(Data extracted from a collection)
---

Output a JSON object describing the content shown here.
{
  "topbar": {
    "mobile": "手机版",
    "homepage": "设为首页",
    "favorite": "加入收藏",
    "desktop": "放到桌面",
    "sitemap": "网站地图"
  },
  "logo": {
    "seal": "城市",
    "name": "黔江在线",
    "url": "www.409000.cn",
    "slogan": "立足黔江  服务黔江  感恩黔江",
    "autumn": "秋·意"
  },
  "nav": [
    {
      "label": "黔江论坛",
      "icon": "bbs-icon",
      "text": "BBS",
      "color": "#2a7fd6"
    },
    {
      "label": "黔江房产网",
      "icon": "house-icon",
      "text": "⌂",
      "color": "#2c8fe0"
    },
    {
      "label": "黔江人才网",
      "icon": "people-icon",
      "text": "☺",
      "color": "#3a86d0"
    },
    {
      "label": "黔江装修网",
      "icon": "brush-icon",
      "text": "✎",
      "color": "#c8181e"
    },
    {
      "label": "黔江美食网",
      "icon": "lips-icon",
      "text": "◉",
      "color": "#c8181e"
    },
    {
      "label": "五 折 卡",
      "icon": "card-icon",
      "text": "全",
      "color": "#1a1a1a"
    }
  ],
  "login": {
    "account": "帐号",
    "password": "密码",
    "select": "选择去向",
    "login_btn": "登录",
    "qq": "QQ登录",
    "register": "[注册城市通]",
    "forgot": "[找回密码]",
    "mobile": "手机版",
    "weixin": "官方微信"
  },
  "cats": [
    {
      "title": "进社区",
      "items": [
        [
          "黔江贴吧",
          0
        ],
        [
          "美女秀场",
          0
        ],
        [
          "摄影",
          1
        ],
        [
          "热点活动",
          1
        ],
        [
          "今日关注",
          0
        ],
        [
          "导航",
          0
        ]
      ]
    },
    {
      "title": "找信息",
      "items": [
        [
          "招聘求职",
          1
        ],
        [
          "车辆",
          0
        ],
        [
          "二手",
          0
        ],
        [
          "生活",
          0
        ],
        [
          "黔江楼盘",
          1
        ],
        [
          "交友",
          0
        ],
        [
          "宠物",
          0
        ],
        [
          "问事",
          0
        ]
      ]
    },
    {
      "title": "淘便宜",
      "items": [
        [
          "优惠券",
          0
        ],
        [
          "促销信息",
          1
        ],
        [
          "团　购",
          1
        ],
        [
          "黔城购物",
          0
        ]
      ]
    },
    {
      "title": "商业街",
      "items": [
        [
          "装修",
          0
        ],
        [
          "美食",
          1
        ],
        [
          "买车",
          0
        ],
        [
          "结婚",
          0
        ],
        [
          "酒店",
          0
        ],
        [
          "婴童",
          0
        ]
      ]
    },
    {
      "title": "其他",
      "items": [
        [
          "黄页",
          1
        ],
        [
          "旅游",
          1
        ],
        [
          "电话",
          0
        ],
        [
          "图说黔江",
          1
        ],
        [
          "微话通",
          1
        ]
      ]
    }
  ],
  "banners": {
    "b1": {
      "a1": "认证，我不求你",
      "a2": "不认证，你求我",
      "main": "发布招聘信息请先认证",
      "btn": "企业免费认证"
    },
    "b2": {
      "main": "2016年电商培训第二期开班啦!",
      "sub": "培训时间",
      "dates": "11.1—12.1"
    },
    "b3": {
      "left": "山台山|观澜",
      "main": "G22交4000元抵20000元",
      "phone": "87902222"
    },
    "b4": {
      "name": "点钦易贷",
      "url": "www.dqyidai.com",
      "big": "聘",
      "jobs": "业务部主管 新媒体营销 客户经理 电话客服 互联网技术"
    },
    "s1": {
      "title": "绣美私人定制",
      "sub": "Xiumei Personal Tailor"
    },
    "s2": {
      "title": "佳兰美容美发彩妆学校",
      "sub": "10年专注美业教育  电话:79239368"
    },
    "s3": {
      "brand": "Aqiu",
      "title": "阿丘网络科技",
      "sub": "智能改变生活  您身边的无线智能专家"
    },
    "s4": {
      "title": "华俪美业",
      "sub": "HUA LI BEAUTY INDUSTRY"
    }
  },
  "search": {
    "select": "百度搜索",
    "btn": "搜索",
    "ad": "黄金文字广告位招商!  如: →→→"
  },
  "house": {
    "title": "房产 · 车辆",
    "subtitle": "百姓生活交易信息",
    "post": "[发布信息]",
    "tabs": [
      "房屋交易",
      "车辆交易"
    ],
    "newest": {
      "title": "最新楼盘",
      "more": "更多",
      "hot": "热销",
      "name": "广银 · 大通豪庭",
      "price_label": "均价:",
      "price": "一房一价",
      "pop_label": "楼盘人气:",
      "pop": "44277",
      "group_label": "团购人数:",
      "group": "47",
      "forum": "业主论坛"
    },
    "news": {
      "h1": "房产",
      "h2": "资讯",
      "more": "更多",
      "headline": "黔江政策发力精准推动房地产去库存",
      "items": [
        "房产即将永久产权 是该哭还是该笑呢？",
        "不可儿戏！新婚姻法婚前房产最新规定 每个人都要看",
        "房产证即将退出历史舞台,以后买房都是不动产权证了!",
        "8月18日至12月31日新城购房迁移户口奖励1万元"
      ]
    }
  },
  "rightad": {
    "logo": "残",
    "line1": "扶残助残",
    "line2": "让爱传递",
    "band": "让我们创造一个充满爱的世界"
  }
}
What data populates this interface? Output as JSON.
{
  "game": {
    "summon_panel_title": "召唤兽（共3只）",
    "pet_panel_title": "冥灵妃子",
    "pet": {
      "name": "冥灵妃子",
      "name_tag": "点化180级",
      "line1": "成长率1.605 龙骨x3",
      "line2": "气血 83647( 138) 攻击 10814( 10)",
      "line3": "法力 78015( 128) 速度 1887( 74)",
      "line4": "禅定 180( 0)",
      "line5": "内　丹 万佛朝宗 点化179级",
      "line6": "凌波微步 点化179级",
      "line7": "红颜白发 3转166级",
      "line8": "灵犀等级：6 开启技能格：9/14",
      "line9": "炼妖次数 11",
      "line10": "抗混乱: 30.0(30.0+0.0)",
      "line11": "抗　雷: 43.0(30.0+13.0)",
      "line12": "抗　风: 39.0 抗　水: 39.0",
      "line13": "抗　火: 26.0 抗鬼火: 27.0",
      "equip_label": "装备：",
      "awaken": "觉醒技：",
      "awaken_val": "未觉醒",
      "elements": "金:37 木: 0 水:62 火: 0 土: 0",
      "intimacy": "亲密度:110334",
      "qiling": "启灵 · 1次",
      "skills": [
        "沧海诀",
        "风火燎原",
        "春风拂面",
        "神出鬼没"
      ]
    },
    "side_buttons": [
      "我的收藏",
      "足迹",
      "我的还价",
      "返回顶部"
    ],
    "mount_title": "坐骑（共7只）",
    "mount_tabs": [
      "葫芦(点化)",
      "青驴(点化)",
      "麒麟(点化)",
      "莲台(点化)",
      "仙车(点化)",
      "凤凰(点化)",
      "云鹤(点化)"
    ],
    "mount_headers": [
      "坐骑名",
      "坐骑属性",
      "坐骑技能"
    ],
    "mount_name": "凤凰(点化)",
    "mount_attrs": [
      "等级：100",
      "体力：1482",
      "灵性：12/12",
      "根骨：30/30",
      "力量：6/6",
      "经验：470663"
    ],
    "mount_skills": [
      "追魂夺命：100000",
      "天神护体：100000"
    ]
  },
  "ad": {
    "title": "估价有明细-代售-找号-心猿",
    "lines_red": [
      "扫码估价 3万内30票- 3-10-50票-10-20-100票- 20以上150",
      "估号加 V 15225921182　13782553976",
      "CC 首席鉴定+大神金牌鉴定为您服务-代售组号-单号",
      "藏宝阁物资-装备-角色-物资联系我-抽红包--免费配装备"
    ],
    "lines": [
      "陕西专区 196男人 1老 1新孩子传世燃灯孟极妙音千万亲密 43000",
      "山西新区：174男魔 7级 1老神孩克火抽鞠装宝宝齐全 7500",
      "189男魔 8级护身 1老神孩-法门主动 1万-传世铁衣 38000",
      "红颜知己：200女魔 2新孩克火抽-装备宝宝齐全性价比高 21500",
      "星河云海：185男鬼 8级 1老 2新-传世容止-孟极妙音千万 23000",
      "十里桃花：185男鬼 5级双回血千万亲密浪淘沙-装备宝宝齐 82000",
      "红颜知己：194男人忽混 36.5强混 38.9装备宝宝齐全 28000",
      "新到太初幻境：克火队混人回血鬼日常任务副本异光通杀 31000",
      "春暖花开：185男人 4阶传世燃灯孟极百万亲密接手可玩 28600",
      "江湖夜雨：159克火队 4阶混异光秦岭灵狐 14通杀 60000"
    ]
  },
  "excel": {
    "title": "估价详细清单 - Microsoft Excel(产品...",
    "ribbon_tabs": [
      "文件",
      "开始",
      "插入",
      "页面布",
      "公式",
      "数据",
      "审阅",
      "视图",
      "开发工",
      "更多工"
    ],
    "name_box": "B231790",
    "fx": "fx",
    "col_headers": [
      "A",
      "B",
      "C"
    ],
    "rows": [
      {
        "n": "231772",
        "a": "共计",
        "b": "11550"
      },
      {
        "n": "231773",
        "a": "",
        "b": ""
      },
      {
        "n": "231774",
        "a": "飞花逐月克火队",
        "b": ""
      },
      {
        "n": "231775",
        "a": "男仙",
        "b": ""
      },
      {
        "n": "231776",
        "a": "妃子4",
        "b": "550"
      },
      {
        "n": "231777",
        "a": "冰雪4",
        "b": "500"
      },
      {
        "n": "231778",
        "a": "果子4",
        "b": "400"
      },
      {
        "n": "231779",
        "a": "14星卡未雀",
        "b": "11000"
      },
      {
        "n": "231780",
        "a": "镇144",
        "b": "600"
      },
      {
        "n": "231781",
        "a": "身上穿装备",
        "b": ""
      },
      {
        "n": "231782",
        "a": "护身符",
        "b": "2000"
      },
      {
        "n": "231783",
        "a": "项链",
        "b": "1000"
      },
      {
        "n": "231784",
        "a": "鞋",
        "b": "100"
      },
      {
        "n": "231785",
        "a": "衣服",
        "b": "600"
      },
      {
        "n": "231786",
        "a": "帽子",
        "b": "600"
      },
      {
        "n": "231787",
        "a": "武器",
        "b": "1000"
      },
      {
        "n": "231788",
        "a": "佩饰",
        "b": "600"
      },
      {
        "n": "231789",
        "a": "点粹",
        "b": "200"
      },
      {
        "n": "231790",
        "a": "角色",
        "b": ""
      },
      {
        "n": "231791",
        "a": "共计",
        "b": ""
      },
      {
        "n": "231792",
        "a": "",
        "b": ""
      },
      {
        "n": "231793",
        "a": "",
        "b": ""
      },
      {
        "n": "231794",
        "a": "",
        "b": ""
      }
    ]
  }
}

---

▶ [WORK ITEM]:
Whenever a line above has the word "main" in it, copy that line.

▶ [OUTPUT OF THE TASK]:
      "main": "发布招聘信息请先认证",
      "main": "2016年电商培训第二期开班啦!",
      "main": "G22交4000元抵20000元",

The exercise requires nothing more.